Koh’s rivals refuse to concede the biography wars. Juana Matias, a first-term state legislator, points out that she immigrated to the United States when she was 5 years old. “I don’t need to talk to anyone about these issues; I’m living them as I speak,” she said.
State Sen. Barbara L’Italien reminds voters of her legislative service and adds that she is the only candidate to call for the impeachment of Supreme Court Justice Clarence Thomas. Rufus Gifford, a wealthy former ambassador to Denmark, tells audiences that he has a unique perspective on how universal health care and tough climate laws can work, but acknowledges that some voters are yearning for candidates who can reate to their life experiences.
“My story, growing up as a young gay kid, feeling isolated in communities like this — that told me that I wanted to devote my life to service,” Gifford said after a house party in a wealthy neighborhood of Concord.
Despite Capuano’s best efforts, his primary also has been defined by identity, and not by his voting record. In his latest televised showdown with Pressley, Capuano looked on in amazement as the challenger said he should have blocked an effort to mollify antiabortion Democrats to get their votes for Obamacare — and said she would have opposed the law unless that was fixed.
“I have a hard time with that,” said Capuano. “We won it by one vote, and you wouldn’t have voted for it, because it’s not perfect?”
Capuano, who points out that he has a more liberal voting record than Sen. Bernie Sanders (I-Vt.), has gotten some reinforcements on the left. Antiwar groups have endorsed him because of his effort to end the war in Afghanistan, and because Pressley was unclear on whether she would undo the post-9/11 authorization of war that’s been used to justify 17 years of intervention.
As Capuano campaigned around the district, he frequently ran into people who wanted to catch up since the last time they had talked. “If someone’s fighting for you and delivering, you kind of get used to it,” Manuel Gonzales, 50, said after snapping a picture with the congressman.
Pressley, with a record in local government of her own, has argued that voters could trade one congressman who votes the right way for one who would inspire and organize them. The difference was clear in a few comments Capuano made about race, said Pressley, who is black. In a 2017 town hall, Capuano said that he disliked how “Democrats had balkanized themselves,” and that former NFL quarterback Colin Kaepernick had “turned off half of America” by kneeling during the national anthem to protest racial injustice.
The incident was a boon for Pressley, who has outpaced other Democratic challengers with endorsements from local politicians and from Boston’s major newspapers.
Last month, as Pressley marched in the city’s Caribbean parade, Mimi Jones, 70, waved from the sidelines. Pressley, she said, would get her vote over Capuano.

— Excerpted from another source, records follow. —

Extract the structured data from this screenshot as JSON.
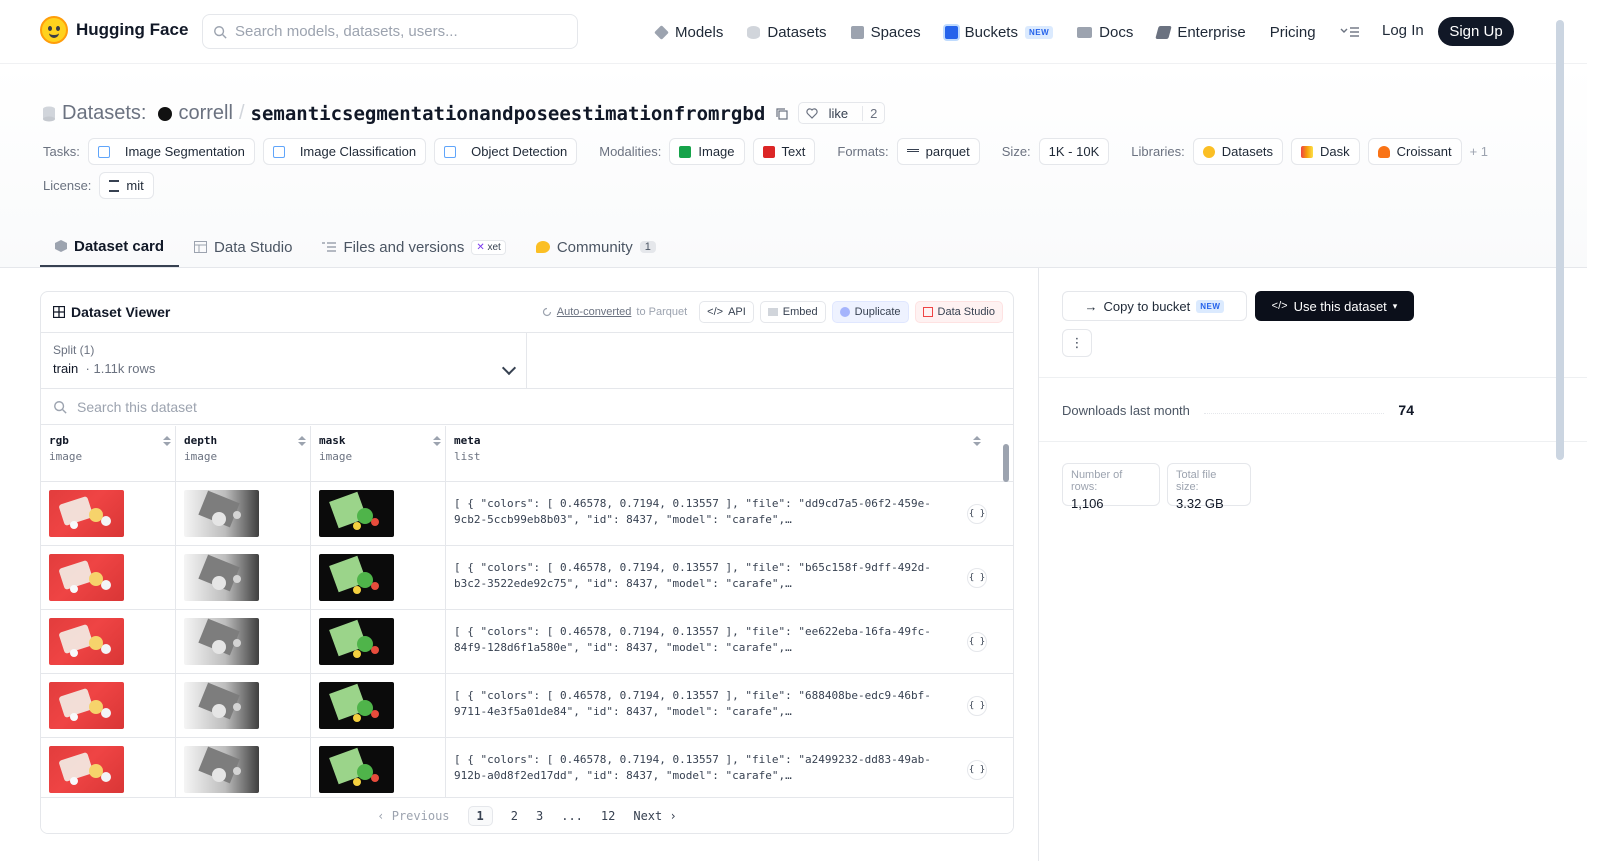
{
  "header": {
    "brand": "Hugging Face",
    "search_placeholder": "Search models, datasets, users...",
    "nav": [
      {
        "label": "Models",
        "color": "#9ca3af"
      },
      {
        "label": "Datasets",
        "color": "#d1d5db"
      },
      {
        "label": "Spaces",
        "color": "#9ca3af"
      },
      {
        "label": "Buckets",
        "color": "#2563eb",
        "badge": "NEW"
      },
      {
        "label": "Docs",
        "color": "#9ca3af"
      },
      {
        "label": "Enterprise",
        "color": "#6b7280"
      },
      {
        "label": "Pricing"
      }
    ],
    "login": "Log In",
    "signup": "Sign Up"
  },
  "repo": {
    "prefix": "Datasets:",
    "owner": "correll",
    "separator": "/",
    "name": "semanticsegmentationandposeestimationfromrgbd",
    "like_label": "like",
    "like_count": "2"
  },
  "tags": {
    "tasks_label": "Tasks:",
    "tasks": [
      "Image Segmentation",
      "Image Classification",
      "Object Detection"
    ],
    "modalities_label": "Modalities:",
    "modalities": [
      "Image",
      "Text"
    ],
    "formats_label": "Formats:",
    "formats": [
      "parquet"
    ],
    "size_label": "Size:",
    "size": "1K - 10K",
    "libraries_label": "Libraries:",
    "libraries": [
      "Datasets",
      "Dask",
      "Croissant"
    ],
    "libraries_more": "+ 1",
    "license_label": "License:",
    "license": "mit"
  },
  "tabs": [
    {
      "label": "Dataset card",
      "active": true
    },
    {
      "label": "Data Studio"
    },
    {
      "label": "Files and versions",
      "badge": "xet"
    },
    {
      "label": "Community",
      "count": "1"
    }
  ],
  "viewer": {
    "title": "Dataset Viewer",
    "auto_converted": "Auto-converted",
    "to_parquet": "to Parquet",
    "api": "API",
    "embed": "Embed",
    "duplicate": "Duplicate",
    "data_studio": "Data Studio",
    "split_label": "Split (1)",
    "split_value": "train",
    "split_rows": "1.11k rows",
    "search_placeholder": "Search this dataset",
    "columns": [
      {
        "name": "rgb",
        "type": "image"
      },
      {
        "name": "depth",
        "type": "image"
      },
      {
        "name": "mask",
        "type": "image"
      },
      {
        "name": "meta",
        "type": "list"
      }
    ],
    "rows": [
      {
        "meta": "[ { \"colors\": [ 0.46578, 0.7194, 0.13557 ], \"file\": \"dd9cd7a5-06f2-459e-9cb2-5ccb99eb8b03\", \"id\": 8437, \"model\": \"carafe\",…"
      },
      {
        "meta": "[ { \"colors\": [ 0.46578, 0.7194, 0.13557 ], \"file\": \"b65c158f-9dff-492d-b3c2-3522ede92c75\", \"id\": 8437, \"model\": \"carafe\",…"
      },
      {
        "meta": "[ { \"colors\": [ 0.46578, 0.7194, 0.13557 ], \"file\": \"ee622eba-16fa-49fc-84f9-128d6f1a580e\", \"id\": 8437, \"model\": \"carafe\",…"
      },
      {
        "meta": "[ { \"colors\": [ 0.46578, 0.7194, 0.13557 ], \"file\": \"688408be-edc9-46bf-9711-4e3f5a01de84\", \"id\": 8437, \"model\": \"carafe\",…"
      },
      {
        "meta": "[ { \"colors\": [ 0.46578, 0.7194, 0.13557 ], \"file\": \"a2499232-dd83-49ab-912b-a0d8f2ed17dd\", \"id\": 8437, \"model\": \"carafe\",…"
      }
    ],
    "json_icon": "{ }",
    "pager": {
      "previous": "Previous",
      "pages": [
        "1",
        "2",
        "3",
        "...",
        "12"
      ],
      "current": "1",
      "next": "Next"
    }
  },
  "sidebar": {
    "copy_bucket": "Copy to bucket",
    "copy_bucket_badge": "NEW",
    "use_dataset": "Use this dataset",
    "downloads_label": "Downloads last month",
    "downloads_value": "74",
    "rows_label": "Number of rows:",
    "rows_value": "1,106",
    "size_label": "Total file size:",
    "size_value": "3.32 GB"
  }
}
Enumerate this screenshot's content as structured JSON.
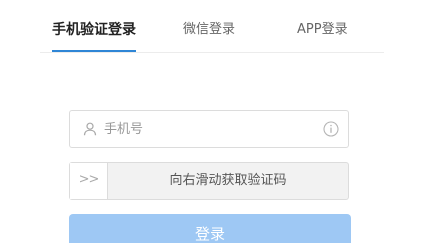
{
  "tabs": [
    {
      "label": "手机验证登录",
      "active": true
    },
    {
      "label": "微信登录",
      "active": false
    },
    {
      "label": "APP登录",
      "active": false
    }
  ],
  "phone": {
    "placeholder": "手机号",
    "value": "",
    "left_icon": "user-icon",
    "right_icon": "info-icon"
  },
  "slider": {
    "handle_glyph": ">>",
    "text": "向右滑动获取验证码"
  },
  "login": {
    "label": "登录"
  },
  "colors": {
    "accent": "#2f86d6",
    "button": "#9ec8f4",
    "slider_bg": "#f2f2f2",
    "border": "#dcdcdc"
  }
}
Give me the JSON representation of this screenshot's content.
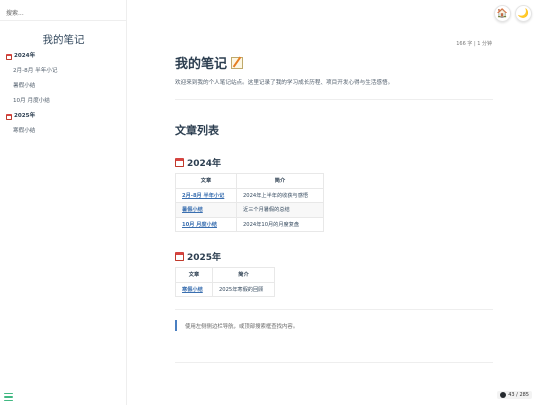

“I like him, I’ve voted him, he’s done a good job,” said Jones. “But we need some changes, and we need some people who look like I do.”
Clarification: An earlier version of this story said that Brianna Wu is transgender. She identifies as a woman.
Correction: An earlier version of this story inaccurately referred to Andre Green as a city councillor in Somerville. He is on the school committee, not the city council, and the story has been corrected.